Interface dataset entries:
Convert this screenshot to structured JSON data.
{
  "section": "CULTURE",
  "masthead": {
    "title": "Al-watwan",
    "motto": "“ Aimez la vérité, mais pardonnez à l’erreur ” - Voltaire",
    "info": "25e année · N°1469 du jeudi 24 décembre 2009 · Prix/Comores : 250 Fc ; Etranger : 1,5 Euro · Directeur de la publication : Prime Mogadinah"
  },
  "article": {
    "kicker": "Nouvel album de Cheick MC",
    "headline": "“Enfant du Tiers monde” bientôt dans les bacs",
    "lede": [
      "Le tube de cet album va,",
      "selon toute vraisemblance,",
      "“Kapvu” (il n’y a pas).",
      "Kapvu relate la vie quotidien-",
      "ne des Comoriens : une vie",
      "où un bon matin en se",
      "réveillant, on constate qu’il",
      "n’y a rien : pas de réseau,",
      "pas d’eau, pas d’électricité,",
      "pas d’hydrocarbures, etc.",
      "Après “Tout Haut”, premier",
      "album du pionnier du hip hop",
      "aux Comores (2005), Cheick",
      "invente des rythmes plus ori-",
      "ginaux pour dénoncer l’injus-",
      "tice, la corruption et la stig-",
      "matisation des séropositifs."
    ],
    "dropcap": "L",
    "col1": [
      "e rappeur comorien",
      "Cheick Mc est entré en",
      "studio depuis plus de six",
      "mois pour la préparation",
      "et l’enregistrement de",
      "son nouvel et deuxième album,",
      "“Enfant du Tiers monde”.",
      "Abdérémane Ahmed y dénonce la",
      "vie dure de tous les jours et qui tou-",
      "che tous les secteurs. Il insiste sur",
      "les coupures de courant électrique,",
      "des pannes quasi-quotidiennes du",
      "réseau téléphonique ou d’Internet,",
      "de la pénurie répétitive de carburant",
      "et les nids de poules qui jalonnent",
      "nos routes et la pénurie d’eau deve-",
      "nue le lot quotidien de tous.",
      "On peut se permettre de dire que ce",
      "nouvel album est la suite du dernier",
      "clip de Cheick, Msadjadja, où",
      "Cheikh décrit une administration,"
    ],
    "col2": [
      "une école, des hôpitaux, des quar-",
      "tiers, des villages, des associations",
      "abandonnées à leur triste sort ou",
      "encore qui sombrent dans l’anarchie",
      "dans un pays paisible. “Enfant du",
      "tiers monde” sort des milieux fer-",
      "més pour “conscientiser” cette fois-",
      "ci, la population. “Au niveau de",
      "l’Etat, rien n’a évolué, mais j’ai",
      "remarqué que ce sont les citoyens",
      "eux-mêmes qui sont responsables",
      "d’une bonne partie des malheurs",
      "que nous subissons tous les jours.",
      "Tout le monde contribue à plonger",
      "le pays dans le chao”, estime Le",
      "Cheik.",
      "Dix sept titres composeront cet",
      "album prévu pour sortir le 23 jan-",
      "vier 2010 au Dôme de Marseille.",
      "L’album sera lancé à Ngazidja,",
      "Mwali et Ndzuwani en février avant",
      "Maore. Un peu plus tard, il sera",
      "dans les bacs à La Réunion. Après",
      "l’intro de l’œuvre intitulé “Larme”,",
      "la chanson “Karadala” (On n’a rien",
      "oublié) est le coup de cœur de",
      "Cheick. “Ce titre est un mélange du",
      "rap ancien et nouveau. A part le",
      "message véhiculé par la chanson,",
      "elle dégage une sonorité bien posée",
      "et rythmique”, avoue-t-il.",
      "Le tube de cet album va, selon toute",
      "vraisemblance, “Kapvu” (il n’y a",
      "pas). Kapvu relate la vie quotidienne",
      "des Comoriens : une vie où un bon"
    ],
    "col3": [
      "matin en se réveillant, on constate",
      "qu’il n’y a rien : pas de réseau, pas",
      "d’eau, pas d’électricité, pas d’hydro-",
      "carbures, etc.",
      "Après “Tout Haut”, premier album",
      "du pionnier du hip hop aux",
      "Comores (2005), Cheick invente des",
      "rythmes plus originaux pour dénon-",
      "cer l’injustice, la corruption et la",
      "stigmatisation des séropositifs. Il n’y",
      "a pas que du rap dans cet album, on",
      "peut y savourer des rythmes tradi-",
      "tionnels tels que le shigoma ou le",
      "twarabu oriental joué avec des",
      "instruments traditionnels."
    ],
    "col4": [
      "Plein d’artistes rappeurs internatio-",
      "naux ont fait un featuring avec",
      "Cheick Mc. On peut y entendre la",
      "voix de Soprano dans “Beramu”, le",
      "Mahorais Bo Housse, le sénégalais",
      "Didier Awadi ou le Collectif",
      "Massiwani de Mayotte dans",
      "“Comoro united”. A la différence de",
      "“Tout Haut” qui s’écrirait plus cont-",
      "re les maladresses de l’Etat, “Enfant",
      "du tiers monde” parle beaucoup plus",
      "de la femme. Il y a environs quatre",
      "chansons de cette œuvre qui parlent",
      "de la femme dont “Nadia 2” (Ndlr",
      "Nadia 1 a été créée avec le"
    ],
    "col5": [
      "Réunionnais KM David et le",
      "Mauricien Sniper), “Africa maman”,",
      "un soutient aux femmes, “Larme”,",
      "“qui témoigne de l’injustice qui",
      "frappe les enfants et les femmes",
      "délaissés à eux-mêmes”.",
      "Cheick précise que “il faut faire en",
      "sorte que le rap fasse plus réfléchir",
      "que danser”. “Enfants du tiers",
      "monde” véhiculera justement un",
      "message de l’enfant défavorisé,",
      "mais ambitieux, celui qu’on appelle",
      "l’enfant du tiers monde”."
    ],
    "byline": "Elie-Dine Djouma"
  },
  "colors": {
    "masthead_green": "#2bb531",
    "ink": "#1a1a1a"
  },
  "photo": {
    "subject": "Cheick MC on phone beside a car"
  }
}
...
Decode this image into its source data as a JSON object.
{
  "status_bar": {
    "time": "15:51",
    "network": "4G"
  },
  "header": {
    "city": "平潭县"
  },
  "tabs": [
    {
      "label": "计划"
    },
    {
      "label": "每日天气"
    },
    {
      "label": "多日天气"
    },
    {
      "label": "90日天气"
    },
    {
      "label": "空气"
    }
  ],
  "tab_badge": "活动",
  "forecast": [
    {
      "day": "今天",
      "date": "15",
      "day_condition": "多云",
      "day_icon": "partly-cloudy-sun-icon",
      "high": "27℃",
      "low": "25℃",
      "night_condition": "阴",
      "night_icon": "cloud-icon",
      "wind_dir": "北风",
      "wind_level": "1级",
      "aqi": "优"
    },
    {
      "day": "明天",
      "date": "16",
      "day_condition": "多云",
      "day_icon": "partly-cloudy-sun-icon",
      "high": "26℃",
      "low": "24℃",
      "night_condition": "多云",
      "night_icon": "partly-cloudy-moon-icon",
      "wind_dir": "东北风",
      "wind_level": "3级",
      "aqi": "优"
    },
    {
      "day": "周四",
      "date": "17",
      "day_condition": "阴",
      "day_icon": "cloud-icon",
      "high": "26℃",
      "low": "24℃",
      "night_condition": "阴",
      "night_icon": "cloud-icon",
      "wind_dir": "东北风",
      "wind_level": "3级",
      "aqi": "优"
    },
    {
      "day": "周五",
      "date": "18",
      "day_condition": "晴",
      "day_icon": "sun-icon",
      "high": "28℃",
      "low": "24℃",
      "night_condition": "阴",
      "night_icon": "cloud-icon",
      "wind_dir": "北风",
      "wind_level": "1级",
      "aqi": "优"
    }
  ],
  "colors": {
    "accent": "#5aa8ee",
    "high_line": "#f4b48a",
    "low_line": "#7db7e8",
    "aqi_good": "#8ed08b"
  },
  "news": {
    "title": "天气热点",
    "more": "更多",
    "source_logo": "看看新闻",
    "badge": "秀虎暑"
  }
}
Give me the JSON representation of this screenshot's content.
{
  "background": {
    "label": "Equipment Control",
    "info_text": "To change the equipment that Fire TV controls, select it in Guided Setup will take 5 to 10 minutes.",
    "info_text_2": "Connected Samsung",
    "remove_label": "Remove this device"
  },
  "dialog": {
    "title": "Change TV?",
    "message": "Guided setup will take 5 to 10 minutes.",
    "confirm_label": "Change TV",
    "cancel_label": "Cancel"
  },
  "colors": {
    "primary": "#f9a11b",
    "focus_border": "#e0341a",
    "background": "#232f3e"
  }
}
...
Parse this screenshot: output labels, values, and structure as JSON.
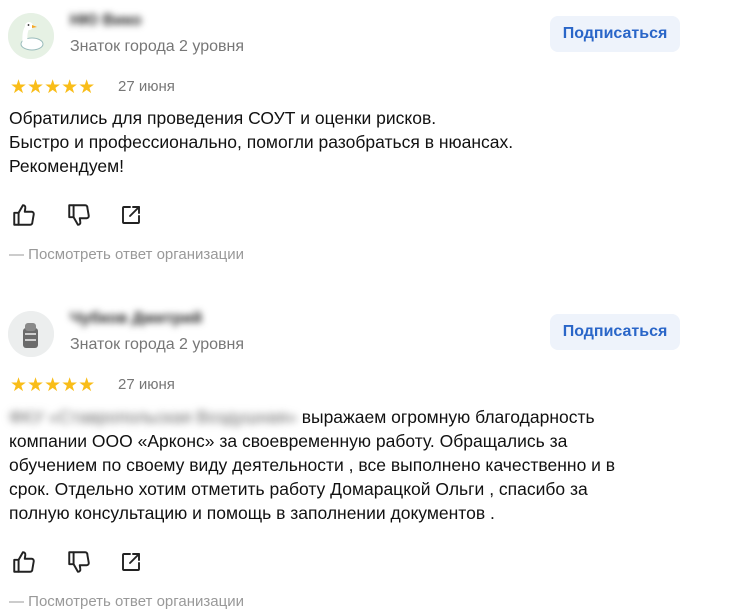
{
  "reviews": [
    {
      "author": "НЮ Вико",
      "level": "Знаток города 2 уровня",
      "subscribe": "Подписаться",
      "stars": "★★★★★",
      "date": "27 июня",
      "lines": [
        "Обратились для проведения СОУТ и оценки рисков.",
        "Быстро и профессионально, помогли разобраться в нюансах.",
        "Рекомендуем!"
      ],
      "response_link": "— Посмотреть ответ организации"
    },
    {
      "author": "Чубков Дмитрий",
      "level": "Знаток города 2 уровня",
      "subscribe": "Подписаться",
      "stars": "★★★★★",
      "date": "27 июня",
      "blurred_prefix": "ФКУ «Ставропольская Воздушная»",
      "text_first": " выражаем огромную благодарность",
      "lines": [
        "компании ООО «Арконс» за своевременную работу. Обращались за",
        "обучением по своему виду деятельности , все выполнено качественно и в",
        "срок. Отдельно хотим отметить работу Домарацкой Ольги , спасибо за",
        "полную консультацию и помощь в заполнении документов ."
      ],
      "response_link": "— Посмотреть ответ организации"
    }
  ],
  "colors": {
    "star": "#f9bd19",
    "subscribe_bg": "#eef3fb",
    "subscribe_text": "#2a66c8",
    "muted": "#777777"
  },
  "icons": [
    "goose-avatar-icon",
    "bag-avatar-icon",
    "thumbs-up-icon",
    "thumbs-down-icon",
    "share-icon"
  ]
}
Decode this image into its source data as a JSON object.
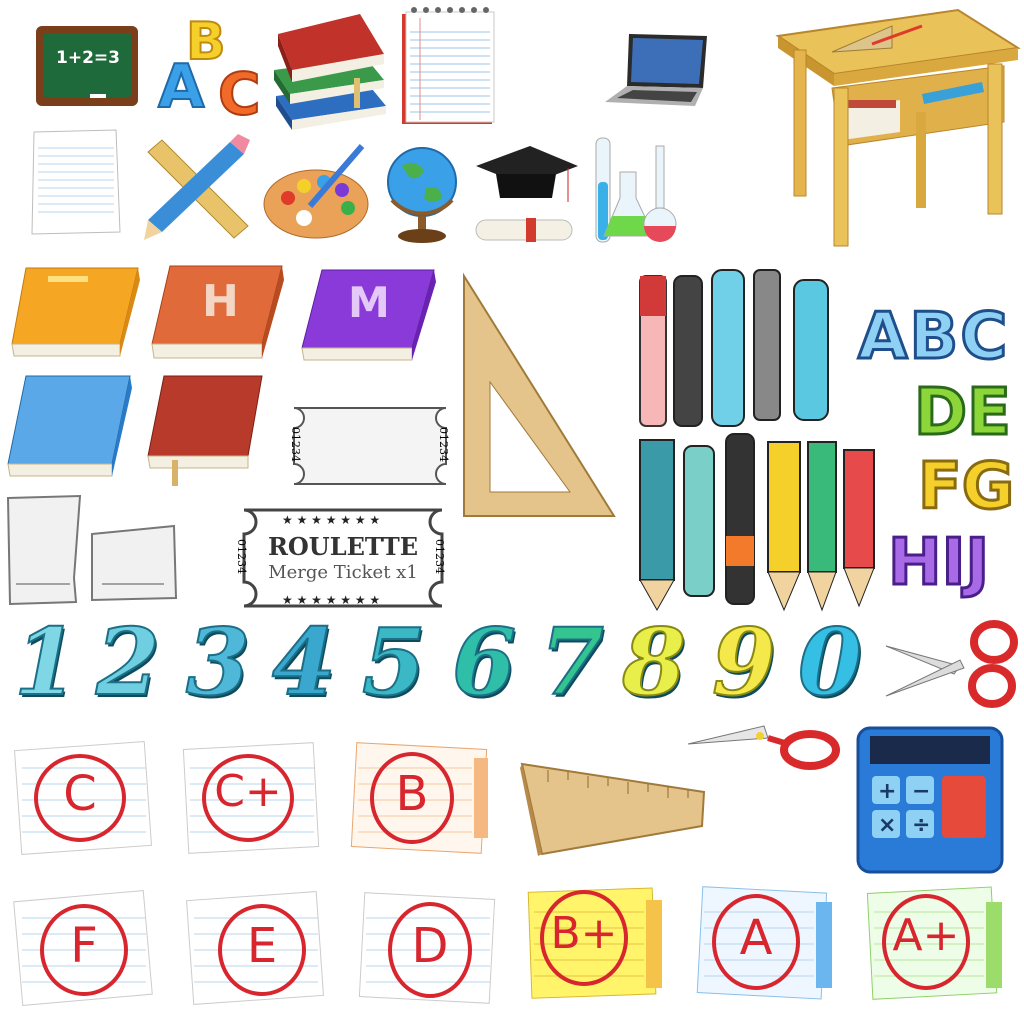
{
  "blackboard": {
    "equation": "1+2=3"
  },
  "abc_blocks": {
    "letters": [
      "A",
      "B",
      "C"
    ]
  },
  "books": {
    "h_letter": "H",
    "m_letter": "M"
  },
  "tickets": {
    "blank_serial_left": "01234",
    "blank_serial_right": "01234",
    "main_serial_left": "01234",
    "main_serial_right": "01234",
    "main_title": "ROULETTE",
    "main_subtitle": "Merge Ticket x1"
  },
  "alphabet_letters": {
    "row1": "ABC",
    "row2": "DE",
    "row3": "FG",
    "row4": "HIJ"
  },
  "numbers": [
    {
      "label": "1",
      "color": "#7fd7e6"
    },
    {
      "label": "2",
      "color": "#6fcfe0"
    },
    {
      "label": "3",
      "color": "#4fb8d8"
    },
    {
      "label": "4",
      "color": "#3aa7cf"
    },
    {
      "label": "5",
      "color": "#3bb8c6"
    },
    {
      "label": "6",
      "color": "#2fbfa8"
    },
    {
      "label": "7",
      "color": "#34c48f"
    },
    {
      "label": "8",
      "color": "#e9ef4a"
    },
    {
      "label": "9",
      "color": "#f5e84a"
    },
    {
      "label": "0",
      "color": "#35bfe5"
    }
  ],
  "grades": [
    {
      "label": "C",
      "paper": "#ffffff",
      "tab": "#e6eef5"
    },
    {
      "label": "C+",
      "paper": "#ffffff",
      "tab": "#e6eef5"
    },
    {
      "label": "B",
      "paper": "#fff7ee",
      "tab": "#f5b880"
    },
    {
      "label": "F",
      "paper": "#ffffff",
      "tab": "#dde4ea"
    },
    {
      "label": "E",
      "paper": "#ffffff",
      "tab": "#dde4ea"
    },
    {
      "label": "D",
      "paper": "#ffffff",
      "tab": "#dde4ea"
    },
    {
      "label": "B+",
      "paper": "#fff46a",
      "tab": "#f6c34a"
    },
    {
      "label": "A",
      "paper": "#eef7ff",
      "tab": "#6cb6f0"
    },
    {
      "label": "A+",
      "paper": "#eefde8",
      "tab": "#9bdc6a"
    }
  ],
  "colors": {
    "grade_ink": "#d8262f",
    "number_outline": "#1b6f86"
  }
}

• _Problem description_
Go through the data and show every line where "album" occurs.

• _Answer section_
    "kicker": "Nouvel album de Cheick MC",
      "Le tube de cet album va,",
      "album du pionnier du hip hop",
      "son nouvel et deuxième album,",
      "nouvel album est la suite du dernier",
      "album prévu pour sortir le 23 jan-",
      "L’album sera lancé à Ngazidja,",
      "Le tube de cet album va, selon toute",
      "Après “Tout Haut”, premier album",
      "a pas que du rap dans cet album, on",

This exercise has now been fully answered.